The Highland pony is an ancient breed, although there have at times been other breeds introduced into their breeding - including Arab, Clydesdale and Percheron to make them larger and stronger. They have had many roles throughout history, including logging, carrying stags for the shooting parties and going to war.
Yellow dun Highland pony
They have also been favoured by the Royal families down through the years:
Queen Victoria talks about riding Highland ponies. In "Life in the Highlands" the Queen describes a September day in 1842 when she and Prince Albert were the guests of the Duke of Atholl at Blair Castle: "We set off on ponies to go up one of the hills, Albert riding the dun pony and I the grey, attended only by Sandy McAra in the Highland dress. We went out the back way across the ford, Sandy leading my pony and Albert following closely, the water reaching above Sandy's knees"
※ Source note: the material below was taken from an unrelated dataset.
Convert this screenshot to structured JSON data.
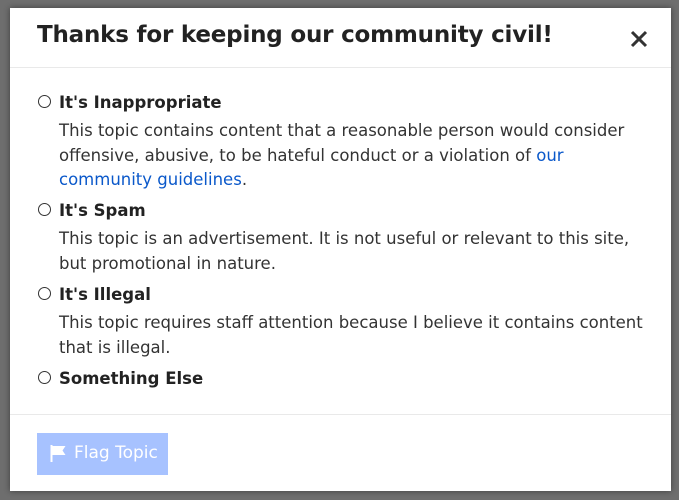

Queen Elizabeth II is patron of the Highland pony society and In 2007 she opened a full-time Highland pony stud at Balmoral. One of her ponies won its class at the Royal Highland show in 2010. She is also often seen riding Highland ponies around the estate.
Mouse dun Highland pony
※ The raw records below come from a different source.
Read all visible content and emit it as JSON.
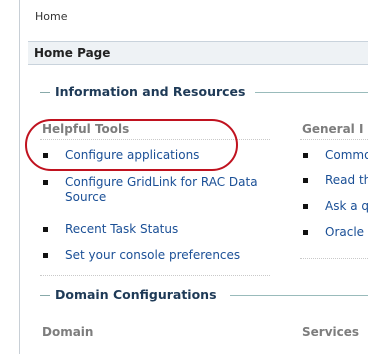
{
  "breadcrumb": "Home",
  "page_title": "Home Page",
  "sections": {
    "info": "Information and Resources",
    "domain": "Domain Configurations"
  },
  "helpful_tools": {
    "heading": "Helpful Tools",
    "items": [
      "Configure applications",
      "Configure GridLink for RAC Data",
      "Source",
      "Recent Task Status",
      "Set your console preferences"
    ]
  },
  "general_info": {
    "heading": "General I",
    "items": [
      "Commo",
      "Read th",
      "Ask a q",
      "Oracle "
    ]
  },
  "domain_cols": {
    "domain": "Domain",
    "services": "Services"
  },
  "colors": {
    "link": "#1a4f96",
    "section_title": "#1e3a57",
    "annotation": "#c0121f"
  }
}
However even after all their popularity and hard work they are still on the watch list of British native pony breeds - they are listed as 'at risk'
Dark grey Highland pony
Hopefully their popularity may come back and people will realise how adaptable and fun to ride they are, even for adults, and they will be able to come off the rare breeds watch list.
White Highland pony
Scottish Highland pony
*Please click on the photos to see them larger